General programme, activity sheet

Thursday 7 September, 2017 16:30 to 17:00

Oral presentation

When is Recursion Easier for Children?

Speaker: Tom Roeper, University of Massachusetts Amherst

Authors: Jill de Villiers, Tom Roeper, Jessica Kotfila

How could recursion make grammar clearer for a child? We studied extraction of adjunct wh-questions from lower clausal complements. Some research suggests children have a "first resort" answering strategy; others find long distance interpretation common. Children do make systematic errors by answering with "reality" (last verb only) for a false complement, an answer that eludes opacity generated by the higher verb recursively subcategorizing the clause. We tested whether recursive complements (i.e. two embeddings) would produce different results, with 29 children aged 3;5-5;7 and 23 adults, tested on stories designed to have multiple potential answers, some illegal. The six single embedded sentences produced vastly different answers than the recursive cases, which in general were answered successfully. There is no evidence of a first resort strategy. Moreover recursion blocks the child’s answers that close the clause prematurely for interpretation, allowing full LD movement.
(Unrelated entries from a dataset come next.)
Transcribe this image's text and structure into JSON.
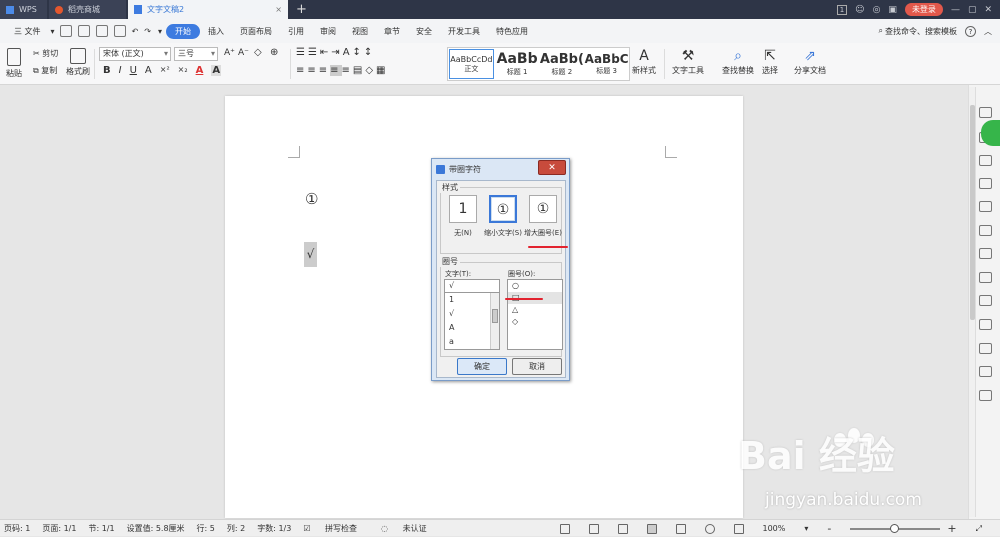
{
  "titlebar": {
    "tabs": [
      {
        "label": "WPS"
      },
      {
        "label": "稻壳商城"
      },
      {
        "label": "文字文稿2"
      }
    ],
    "new_tab": "+",
    "badge": "1",
    "login": "未登录"
  },
  "menubar": {
    "file": "三 文件",
    "items": [
      "开始",
      "插入",
      "页面布局",
      "引用",
      "审阅",
      "视图",
      "章节",
      "安全",
      "开发工具",
      "特色应用"
    ],
    "search": "查找命令、搜索模板",
    "help": "?"
  },
  "ribbon": {
    "paste": "粘贴",
    "cut": "剪切",
    "copy": "复制",
    "format_painter": "格式刷",
    "font_name": "宋体 (正文)",
    "font_size": "三号",
    "format_buttons": [
      "B",
      "I",
      "U",
      "A",
      "×²",
      "×₂",
      "A",
      "A"
    ],
    "styles": [
      {
        "preview": "AaBbCcDd",
        "label": "正文"
      },
      {
        "preview": "AaBb",
        "label": "标题 1"
      },
      {
        "preview": "AaBb(",
        "label": "标题 2"
      },
      {
        "preview": "AaBbC",
        "label": "标题 3"
      }
    ],
    "new_style": "新样式",
    "text_tools": "文字工具",
    "find_replace": "查找替换",
    "select": "选择",
    "share": "分享文档"
  },
  "document": {
    "circle_char": "①",
    "check_char": "√"
  },
  "dialog": {
    "title": "带圈字符",
    "close": "✕",
    "style_group": "样式",
    "style_options": [
      {
        "preview": "1",
        "label": "无(N)"
      },
      {
        "preview": "①",
        "label": "缩小文字(S)"
      },
      {
        "preview": "①",
        "label": "增大圈号(E)"
      }
    ],
    "circle_group": "圈号",
    "text_label": "文字(T):",
    "text_input": "√",
    "text_list": [
      "1",
      "√",
      "A",
      "a"
    ],
    "enclosure_label": "圈号(O):",
    "enclosure_list": [
      "○",
      "□",
      "△",
      "◇"
    ],
    "ok": "确定",
    "cancel": "取消"
  },
  "statusbar": {
    "items": [
      "页码: 1",
      "页面: 1/1",
      "节: 1/1",
      "设置值: 5.8厘米",
      "行: 5",
      "列: 2",
      "字数: 1/3",
      "拼写检查",
      "未认证"
    ],
    "zoom": "100%",
    "zoom_minus": "-",
    "zoom_plus": "+"
  },
  "watermark": {
    "brand": "Bai 经验",
    "url": "jingyan.baidu.com"
  }
}
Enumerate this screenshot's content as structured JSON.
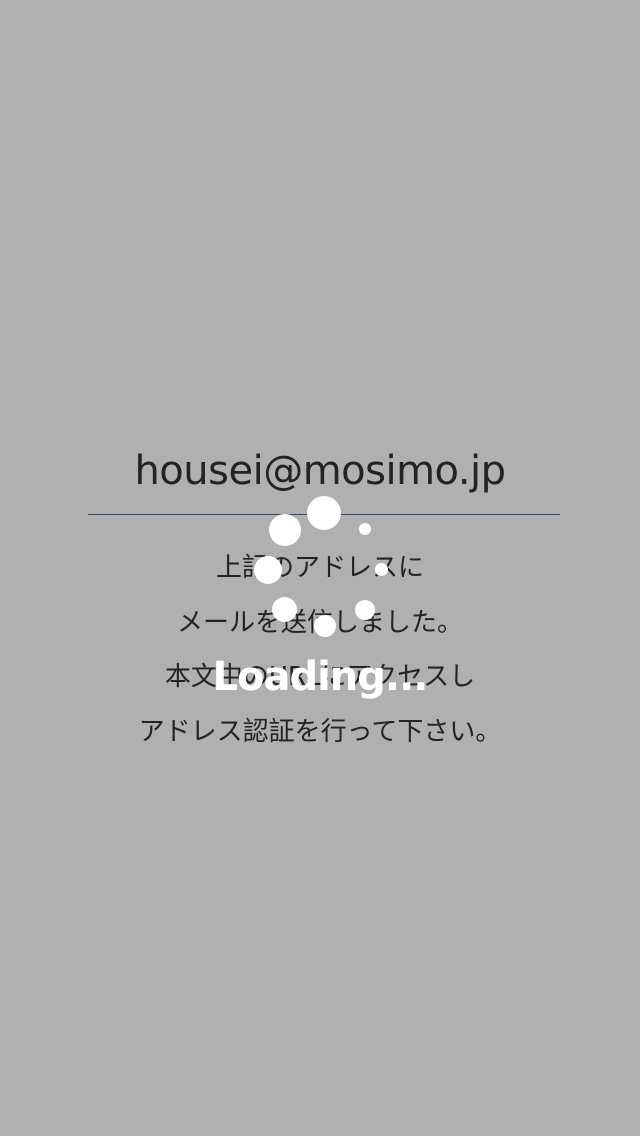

Recursion thus fundamentally alters the processing of sentences.

Further information:

L1 acquisition - Session II

Other activities in L1 acquisition - Session II

15:30 h. to 16:00 h.

Oral presentation

Syntactic Locality and Intervention in the Acquisition of Greek Relative Clauses

Speaker: Nikos  Angelopoulos, University of California Los Angeles
Speaker: Arhonto Terzi, Technological Educational Institute of Western Greece

16:00 h. to 16:30 h.

Oral presentation

Children do not Repair Presuppositions

Speaker: Tom Roeper, University of Massachusetts Amherst

15:00 h. to 15:30 h.

Oral presentation

Stress or context for the computation of Scalar implicatures?

Speaker: Luisa Meroni, Universiteit Utrecht